## Records supplied:
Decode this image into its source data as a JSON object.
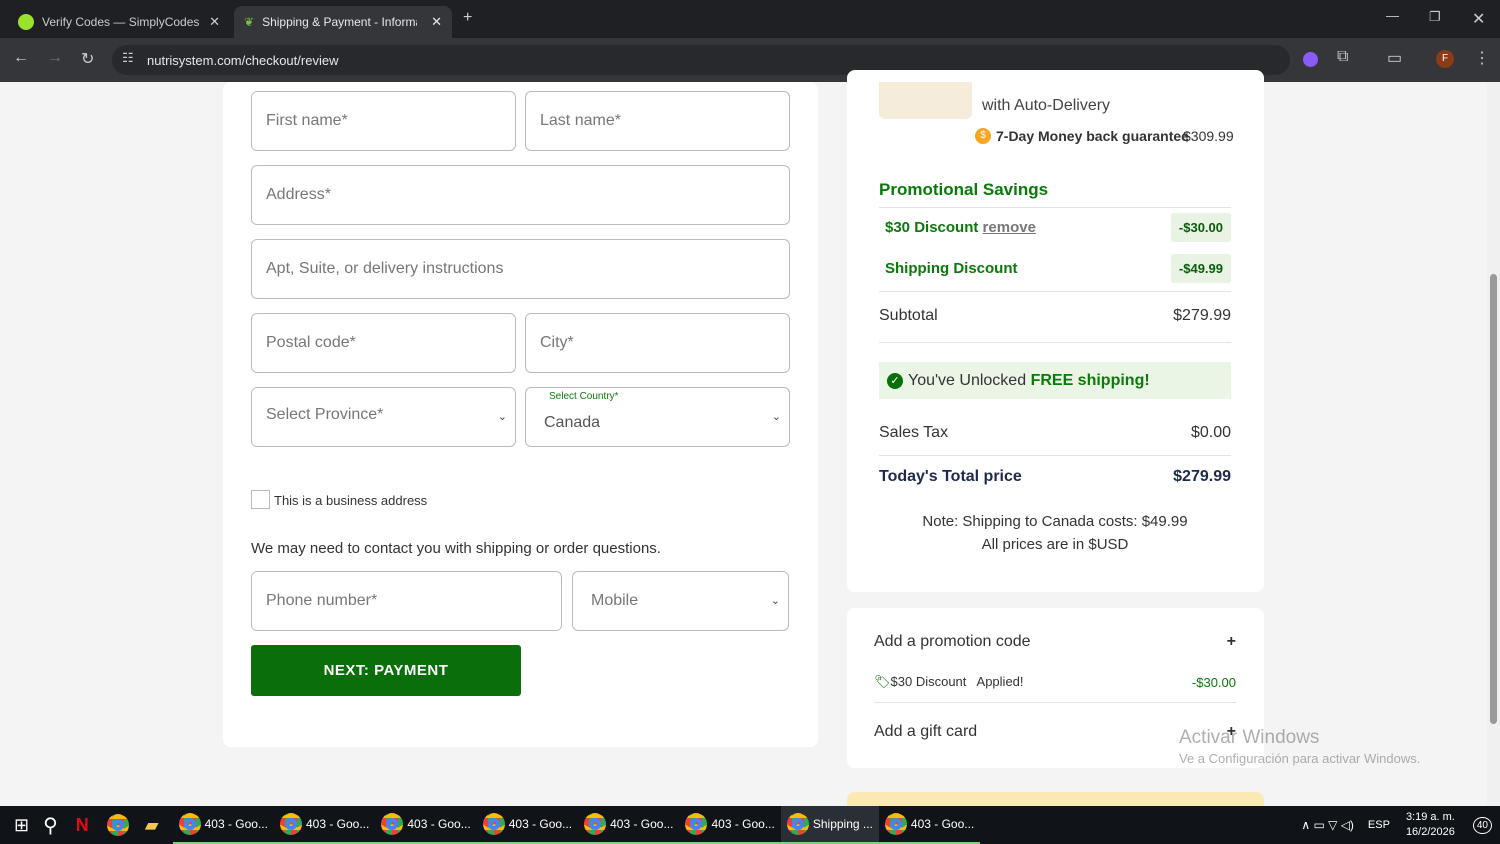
{
  "browser": {
    "tabs": [
      {
        "title": "Verify Codes — SimplyCodes"
      },
      {
        "title": "Shipping & Payment - Informat"
      }
    ],
    "url": "nutrisystem.com/checkout/review",
    "profile": "F"
  },
  "form": {
    "first_name": "First name*",
    "last_name": "Last name*",
    "address": "Address*",
    "apt": "Apt, Suite, or delivery instructions",
    "postal": "Postal code*",
    "city": "City*",
    "province": "Select Province*",
    "country_label": "Select Country*",
    "country": "Canada",
    "business": "This is a business address",
    "contact_note": "We may need to contact you with shipping or order questions.",
    "phone": "Phone number*",
    "phone_type": "Mobile",
    "next": "NEXT: PAYMENT"
  },
  "summary": {
    "product_sub": "with Auto-Delivery",
    "guarantee": "7-Day Money back guarantee",
    "product_price": "$309.99",
    "promo_title": "Promotional Savings",
    "discount_label": "$30 Discount",
    "remove": "remove",
    "discount_value": "-$30.00",
    "shipping_label": "Shipping Discount",
    "shipping_value": "-$49.99",
    "subtotal_label": "Subtotal",
    "subtotal": "$279.99",
    "free_pre": "You've Unlocked ",
    "free_bold": "FREE shipping!",
    "tax_label": "Sales Tax",
    "tax": "$0.00",
    "total_label": "Today's Total price",
    "total": "$279.99",
    "note1": "Note: Shipping to Canada costs: $49.99",
    "note2": "All prices are in $USD"
  },
  "promo": {
    "add_promo": "Add a promotion code",
    "applied_name": "$30 Discount",
    "applied": "Applied!",
    "applied_value": "-$30.00",
    "gift": "Add a gift card"
  },
  "watermark": {
    "title": "Activar Windows",
    "sub": "Ve a Configuración para activar Windows."
  },
  "taskbar": {
    "items": [
      "403 - Goo...",
      "403 - Goo...",
      "403 - Goo...",
      "403 - Goo...",
      "403 - Goo...",
      "403 - Goo...",
      "Shipping ...",
      "403 - Goo..."
    ],
    "lang": "ESP",
    "time": "3:19 a. m.",
    "date": "16/2/2026",
    "notif": "40"
  }
}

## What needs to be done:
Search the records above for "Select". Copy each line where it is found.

## Your response:
    "province": "Select Province*",
    "country_label": "Select Country*",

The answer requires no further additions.